The liver is a frequent site of metastatic colorectal disease. Over the past 20 years, improvements in systemic chemotherapy and surgical techniques have improved the survival of patients with hepatic metastases. For 4 decades, fluorouracil and leucovorin were the only drugs available to treat metastatic colorectal cancer, but several new drugs and a variety of novel regimens are now available. Further improvements in results have been seen with the delivery of chemotherapy via the hepatic artery. Surgical resection of liver metastases has been encouraged when possible, and recent advances in surgery such as portal vein embolization, have made liver resection a possibility for more patients. This review considers the timing and sequence of chemotherapy and surgery in this setting, as well as the roles of cryoablation, radiofrequency ablation, and radiation therapy.
Charles A. Staley, MD
The authors have presented a
comprehensive review of rectal
cancer, challenging clinicians
to consider whether some patients
are being overtreated with any
modality including surgical resection,
chemotherapy, and/or radiotherapy.
Tables 2 and 3 provide an excellent
overview of suggested criteria for deciding
and radical resection for a cancer
confined to a rectal polyp.
This article is a comprehensive review of genetic testing for hereditary colorectal cancer detection. There is no longer any doubt that hereditary factors contribute to an increased risk of colon cancer. It remains to be seen how great their contribution is, how best to identify high-risk groups, and how best to care for carriers of the mutated genes. Approximately 25% of colorectal cancers occur in younger individuals or those with a family history of the disease, suggesting a heritable susceptibility.

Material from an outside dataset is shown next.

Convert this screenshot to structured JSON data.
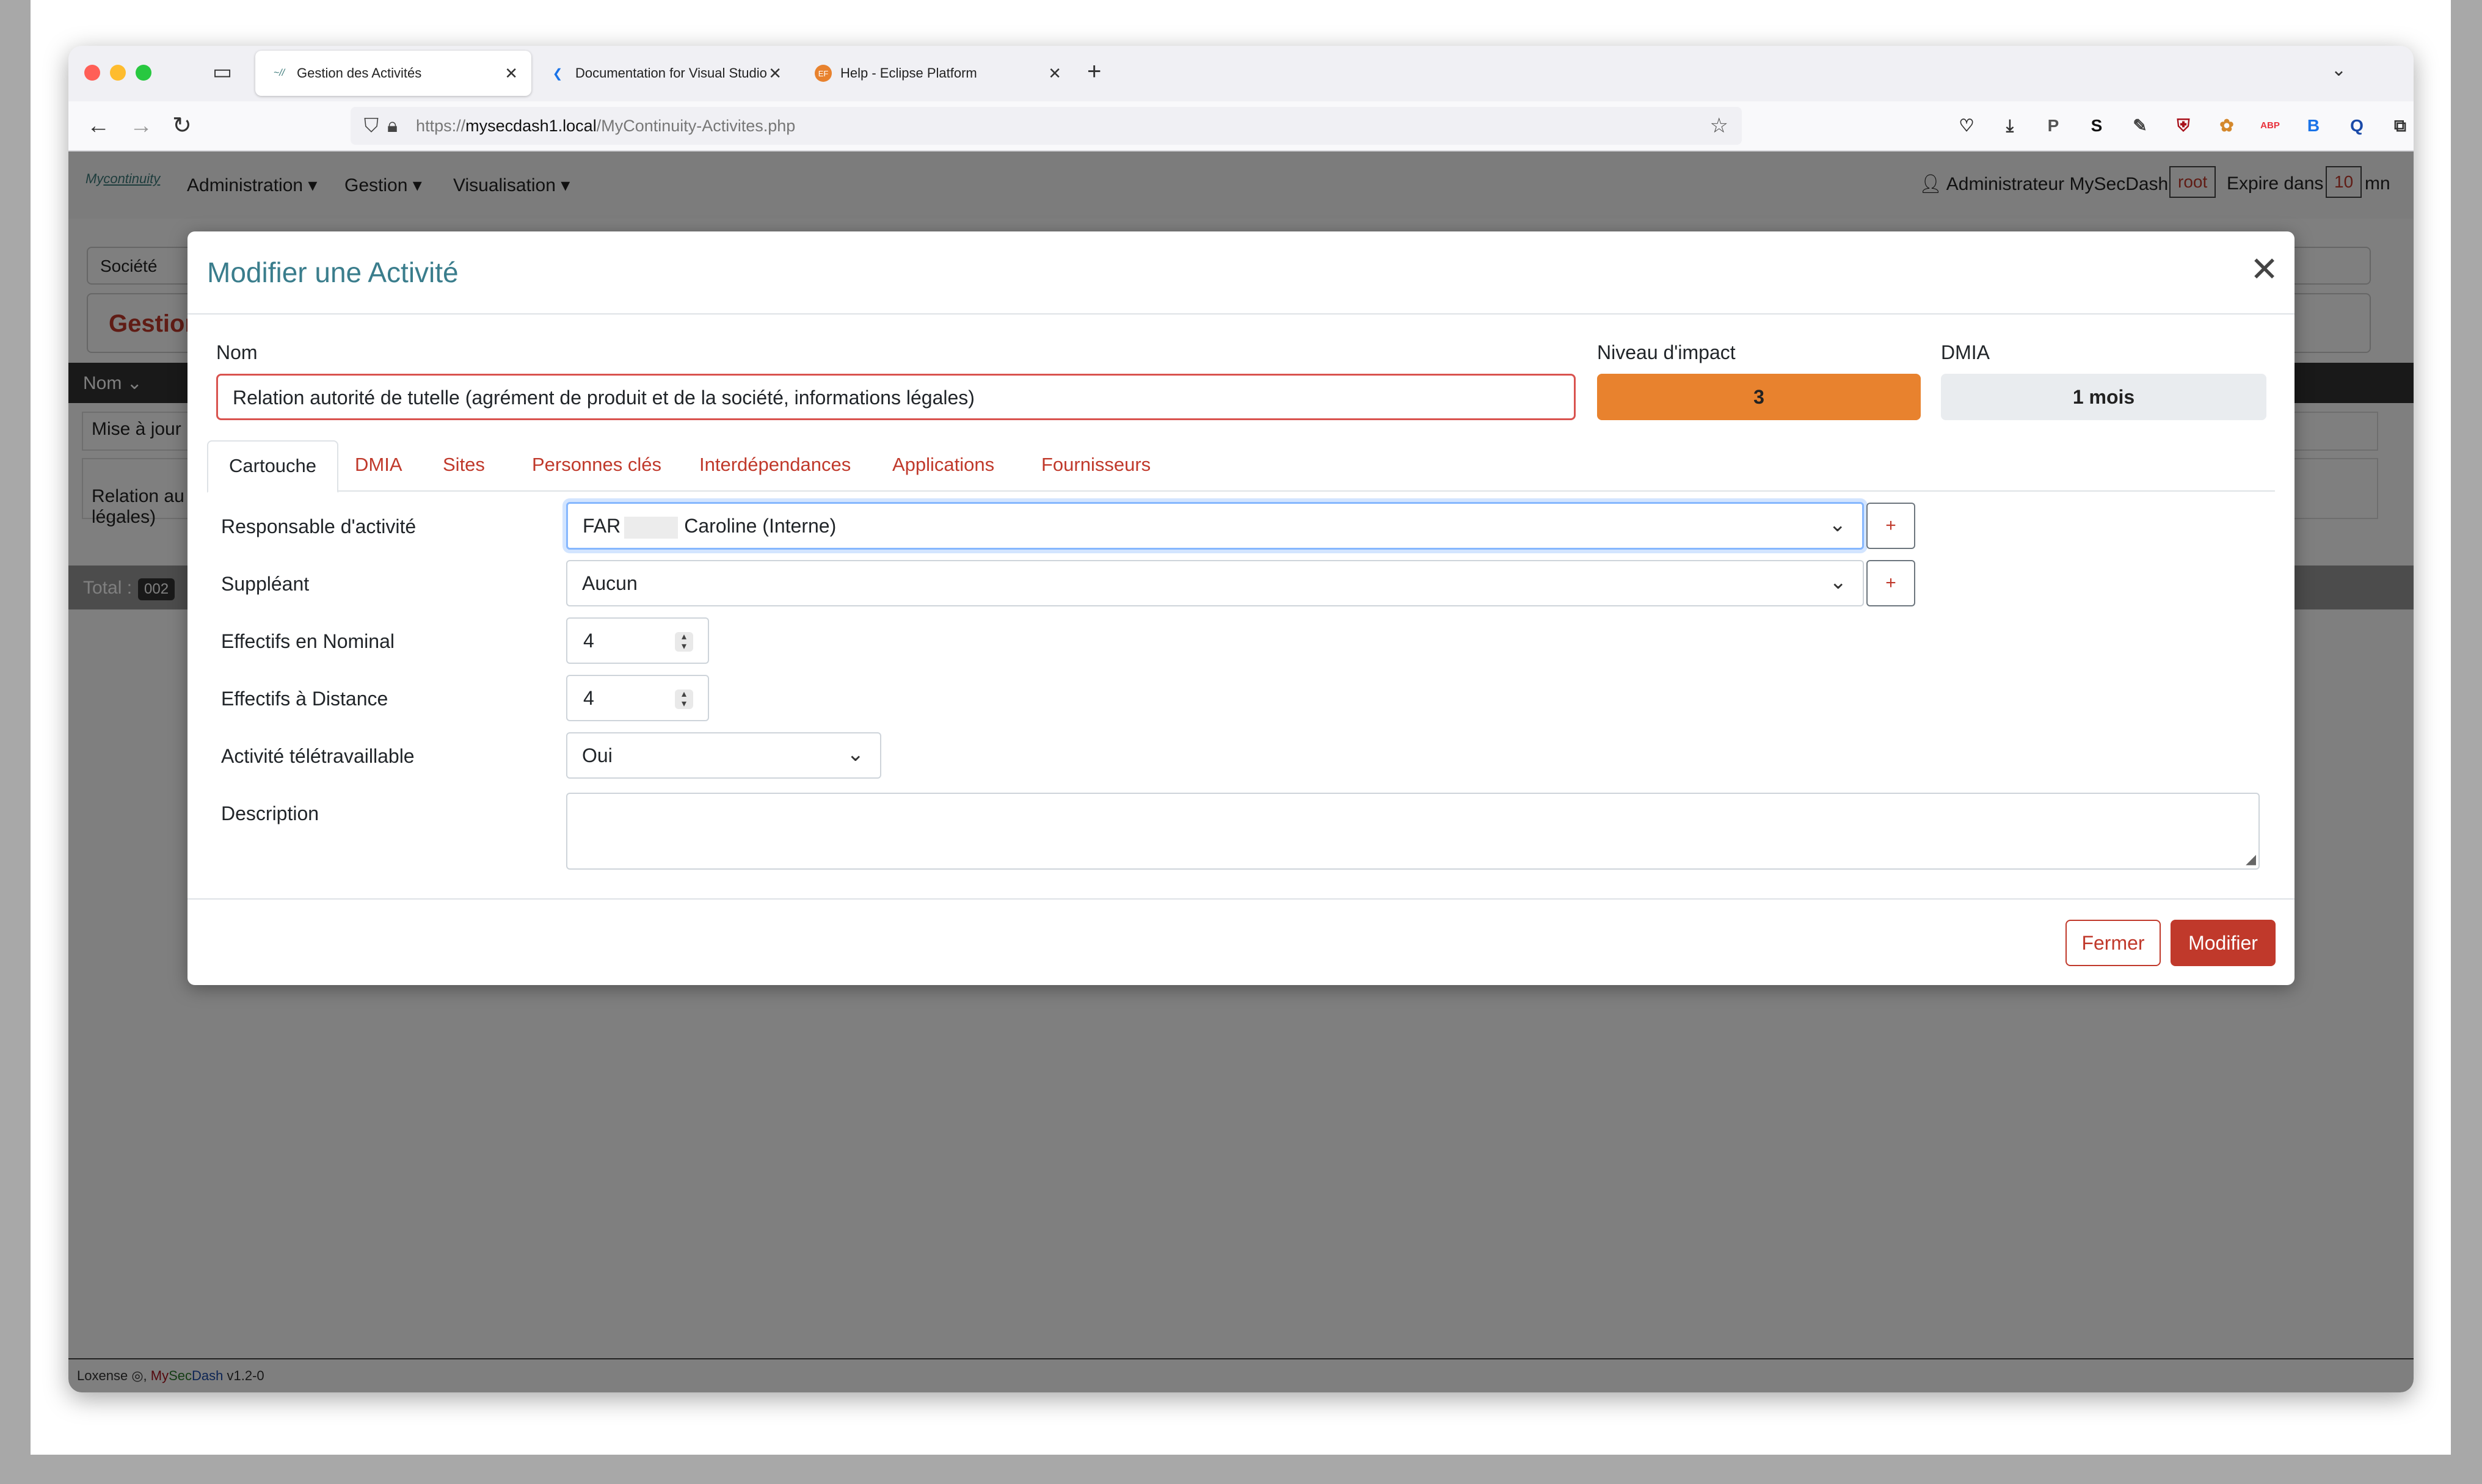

As Drs. Nakakura and Choti point out, the incidence of hepatocellular carcinoma (HCC) is rising in many countries including the United States, mainly as the result of a steady increase in hepatitis C infections. Unfortunately, it now seems that the hepatitis C virus is more carcinogenic than the hepatitis B virus, judging from the frequency with which HCC develops among patients with hepatitis C- vs hepatitis B-induced cirrhosis. Numerous studies have demonstrated changes in various oncogenes and tumor suppressor genes, but no consistent sequence of genetic changes has emerged similar to the adenoma-carcinoma sequence in colon cancer.